His next title, Anna Karenina (1948), Julien Duvivier, was a paper that had always wanted to interpret. At that time his dedication to theatre was greater than the film (intervened in works such as Romeo and Juliet, The Doctor's Dilemma, The School for Scandal, The Skin of Our Teeth, or Ricardo III). The 1950s began with a streetcar named desire (1951), Elia Kazan, work that gave him the Oscar for best actress. Leigh suffered, as well as tuberculosis, split personality, which later would become more difficult that you differentiate your real-life of his character in the film: Blanche DuBois. The film meant, however, his Hollywood return after a decade's absence.
In September 1951, his mental illness suffered a relapse and had to be interned. The ability to be able to interpret different personalities was even more difficult recovery, but after a surprising improvement, he starred in The Deep Blue Sea (1955), Anatole Litvak, which did not succeed at the box office. A year later, aged 43, she was pregnant, although pregnancy miscarried.
The theatre, together with Olivier, continued to be its biggest incentive. In 1957 they began however rumors of separation, because Olivier had begun a romance with the actress Joan Plowright (with whom he later married). In 1961 Leigh starred in, back in Hollywood, the Roman spring of Mrs Stone, of José Quintero, adaptation of the play by Tenesee Williams that is Manor in the first film of the actress after five years away from the screen. The ship of fools (1965), of Stanley Kramer, with Simone Signoret, José Ferrer and Lee Marvin, was his last work, year in which also starred in his last play, alongside John Gielgud: Ivanov.
Leigh lived with actor John Merivale from 1959 until his death in 1967.
1934: Thing Are Looking Up. 1935: The Village Squire; Look Up And Laugh; Gentlemen's Agreement. 1936: Fire Over England. 1937: The enigma woman; Storm in a Teacup; 21 days together... 1938: A Connecticut Yankee in Oxford; Dead end. 1939: what the wind 1940: Waterloo Bridge. 1941: lady Hamilton. 1945: César and Cleopatra. 1948: Anna Karenina. 1951: A streetcar named desire. 1955: The Deep Blue Sea. 1961: The Roman spring of Mrs. Stone. 1965: The ship of fools.

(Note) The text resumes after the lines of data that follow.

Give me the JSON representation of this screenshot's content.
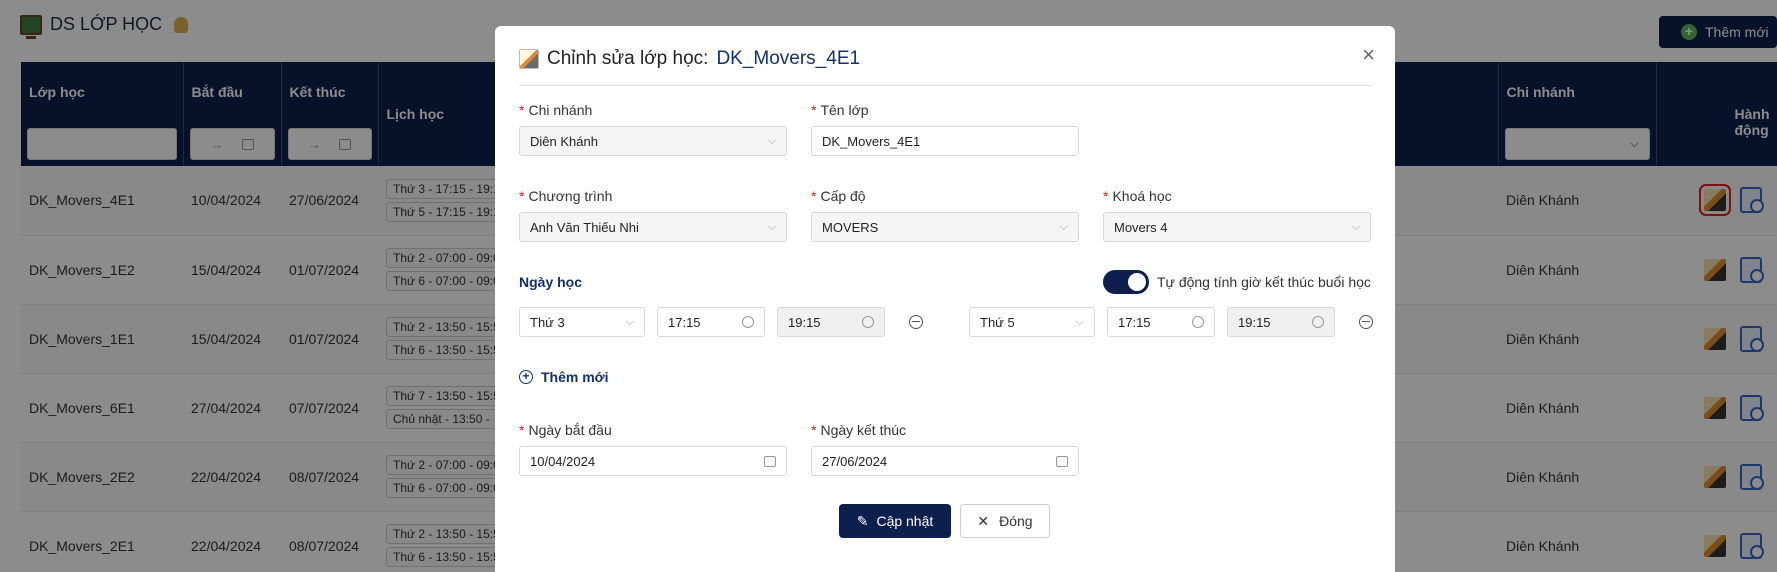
{
  "page": {
    "title": "DS LỚP HỌC",
    "add_button": "Thêm mới"
  },
  "table": {
    "headers": {
      "class": "Lớp học",
      "start": "Bắt đầu",
      "end": "Kết thúc",
      "schedule": "Lịch học",
      "branch": "Chi nhánh",
      "actions": "Hành động"
    },
    "date_range_arrow": "→",
    "rows": [
      {
        "name": "DK_Movers_4E1",
        "start": "10/04/2024",
        "end": "27/06/2024",
        "s1": "Thứ 3 - 17:15 - 19:1",
        "s2": "Thứ 5 - 17:15 - 19:1",
        "branch": "Diên Khánh"
      },
      {
        "name": "DK_Movers_1E2",
        "start": "15/04/2024",
        "end": "01/07/2024",
        "s1": "Thứ 2 - 07:00 - 09:0",
        "s2": "Thứ 6 - 07:00 - 09:0",
        "branch": "Diên Khánh"
      },
      {
        "name": "DK_Movers_1E1",
        "start": "15/04/2024",
        "end": "01/07/2024",
        "s1": "Thứ 2 - 13:50 - 15:5",
        "s2": "Thứ 6 - 13:50 - 15:5",
        "branch": "Diên Khánh"
      },
      {
        "name": "DK_Movers_6E1",
        "start": "27/04/2024",
        "end": "07/07/2024",
        "s1": "Thứ 7 - 13:50 - 15:5",
        "s2": "Chủ nhật - 13:50 -",
        "branch": "Diên Khánh"
      },
      {
        "name": "DK_Movers_2E2",
        "start": "22/04/2024",
        "end": "08/07/2024",
        "s1": "Thứ 2 - 07:00 - 09:0",
        "s2": "Thứ 6 - 07:00 - 09:0",
        "branch": "Diên Khánh"
      },
      {
        "name": "DK_Movers_2E1",
        "start": "22/04/2024",
        "end": "08/07/2024",
        "s1": "Thứ 2 - 13:50 - 15:5",
        "s2": "Thứ 6 - 13:50 - 15:5",
        "branch": "Diên Khánh"
      }
    ]
  },
  "modal": {
    "title": "Chỉnh sửa lớp học:",
    "class_name": "DK_Movers_4E1",
    "close": "×",
    "branch_label": "Chi nhánh",
    "branch_value": "Diên Khánh",
    "name_label": "Tên lớp",
    "name_value": "DK_Movers_4E1",
    "program_label": "Chương trình",
    "program_value": "Anh Văn Thiếu Nhi",
    "level_label": "Cấp độ",
    "level_value": "MOVERS",
    "course_label": "Khoá học",
    "course_value": "Movers 4",
    "days_label": "Ngày học",
    "auto_label": "Tự động tính giờ kết thúc buổi học",
    "slot1": {
      "day": "Thứ 3",
      "from": "17:15",
      "to": "19:15"
    },
    "slot2": {
      "day": "Thứ 5",
      "from": "17:15",
      "to": "19:15"
    },
    "add_new": "Thêm mới",
    "start_label": "Ngày bắt đầu",
    "start_value": "10/04/2024",
    "end_label": "Ngày kết thúc",
    "end_value": "27/06/2024",
    "update_btn": "Cập nhật",
    "close_btn": "Đóng",
    "required_mark": "*"
  }
}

OLIVIER, l.: Confessions of an actor. Barcelona: Planeta, 1983.